Pick out each line below containing "tomorrow".

Web page and app entries:
────

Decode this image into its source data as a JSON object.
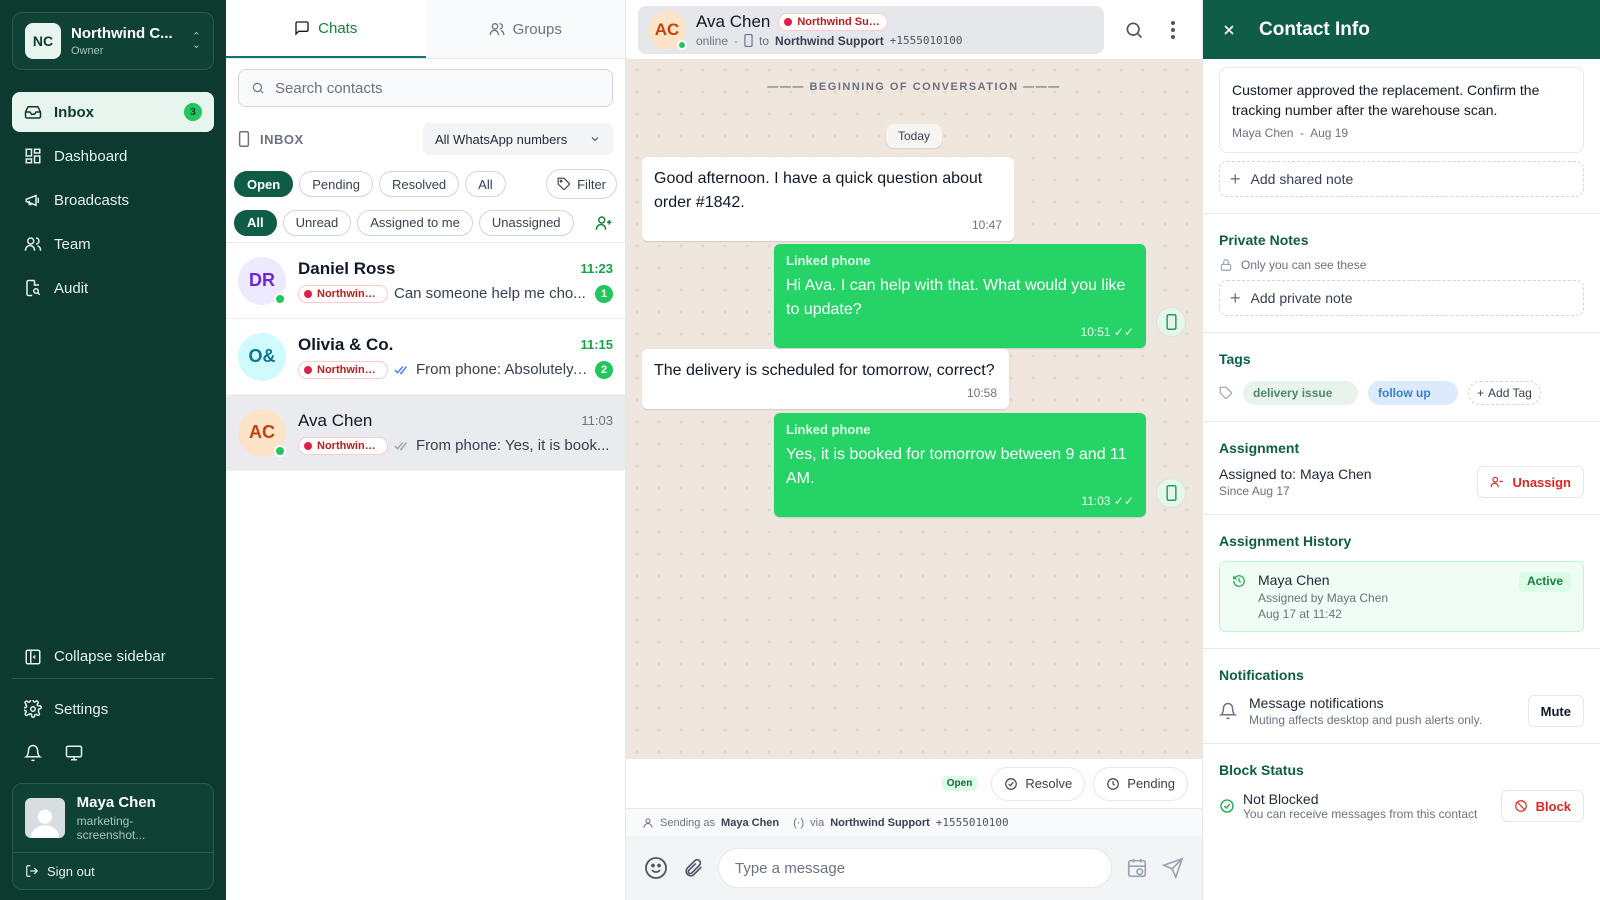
{
  "sidebar": {
    "org": {
      "logo": "NC",
      "name": "Northwind C...",
      "role": "Owner"
    },
    "items": [
      {
        "label": "Inbox",
        "badge": "3",
        "active": true
      },
      {
        "label": "Dashboard"
      },
      {
        "label": "Broadcasts"
      },
      {
        "label": "Team"
      },
      {
        "label": "Audit"
      }
    ],
    "collapse_label": "Collapse sidebar",
    "settings_label": "Settings",
    "user": {
      "name": "Maya Chen",
      "email": "marketing-screenshot..."
    },
    "signout_label": "Sign out"
  },
  "list": {
    "tabs": [
      {
        "label": "Chats"
      },
      {
        "label": "Groups"
      }
    ],
    "search_placeholder": "Search contacts",
    "inbox_label": "INBOX",
    "number_select": "All WhatsApp numbers",
    "status_pills": [
      "Open",
      "Pending",
      "Resolved",
      "All"
    ],
    "filter_label": "Filter",
    "assign_pills": [
      "All",
      "Unread",
      "Assigned to me",
      "Unassigned"
    ],
    "chats": [
      {
        "initials": "DR",
        "name": "Daniel Ross",
        "time": "11:23",
        "tag": "Northwind ...",
        "preview": "Can someone help me cho...",
        "unread": "1",
        "bg": "#ede9fe",
        "fg": "#6d28d9"
      },
      {
        "initials": "O&",
        "name": "Olivia & Co.",
        "time": "11:15",
        "tag": "Northwind ...",
        "preview": "From phone: Absolutely....",
        "unread": "2",
        "bg": "#cffafe",
        "fg": "#0e7490"
      },
      {
        "initials": "AC",
        "name": "Ava Chen",
        "time": "11:03",
        "tag": "Northwind ...",
        "preview": "From phone: Yes, it is book...",
        "bg": "#fde4c8",
        "fg": "#c2410c"
      }
    ]
  },
  "chat": {
    "header": {
      "initials": "AC",
      "name": "Ava Chen",
      "tag": "Northwind Sup...",
      "status": "online",
      "to": "to",
      "channel": "Northwind Support",
      "number": "+1555010100"
    },
    "begin_label": "BEGINNING OF CONVERSATION",
    "today_label": "Today",
    "messages": [
      {
        "dir": "in",
        "text": "Good afternoon. I have a quick question about order #1842.",
        "time": "10:47"
      },
      {
        "dir": "out",
        "label": "Linked phone",
        "text": "Hi Ava. I can help with that. What would you like to update?",
        "time": "10:51"
      },
      {
        "dir": "in",
        "text": "The delivery is scheduled for tomorrow, correct?",
        "time": "10:58"
      },
      {
        "dir": "out",
        "label": "Linked phone",
        "text": "Yes, it is booked for tomorrow between 9 and 11 AM.",
        "time": "11:03"
      }
    ],
    "status_badge": "Open",
    "resolve_label": "Resolve",
    "pending_label": "Pending",
    "sending_as": "Sending as",
    "sender": "Maya Chen",
    "via": "via",
    "channel": "Northwind Support",
    "number": "+1555010100",
    "input_placeholder": "Type a message"
  },
  "info": {
    "title": "Contact Info",
    "shared_note": {
      "text": "Customer approved the replacement. Confirm the tracking number after the warehouse scan.",
      "author": "Maya Chen",
      "sep": "-",
      "date": "Aug 19"
    },
    "add_shared_note": "Add shared note",
    "private_title": "Private Notes",
    "private_sub": "Only you can see these",
    "add_private_note": "Add private note",
    "tags_title": "Tags",
    "tags": [
      "delivery issue",
      "follow up"
    ],
    "add_tag": "Add Tag",
    "assignment_title": "Assignment",
    "assigned_label": "Assigned to:",
    "assigned_to": "Maya Chen",
    "since": "Since Aug 17",
    "unassign_label": "Unassign",
    "history_title": "Assignment History",
    "history": {
      "name": "Maya Chen",
      "by": "Assigned by Maya Chen",
      "date": "Aug 17 at 11:42",
      "status": "Active"
    },
    "notif_title": "Notifications",
    "notif_name": "Message notifications",
    "notif_sub": "Muting affects desktop and push alerts only.",
    "mute_label": "Mute",
    "block_title": "Block Status",
    "block_name": "Not Blocked",
    "block_sub": "You can receive messages from this contact",
    "block_label": "Block"
  }
}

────

Solution to this exercise
        "text": "The delivery is scheduled for tomorrow, correct?",
        "text": "Yes, it is booked for tomorrow between 9 and 11 AM.",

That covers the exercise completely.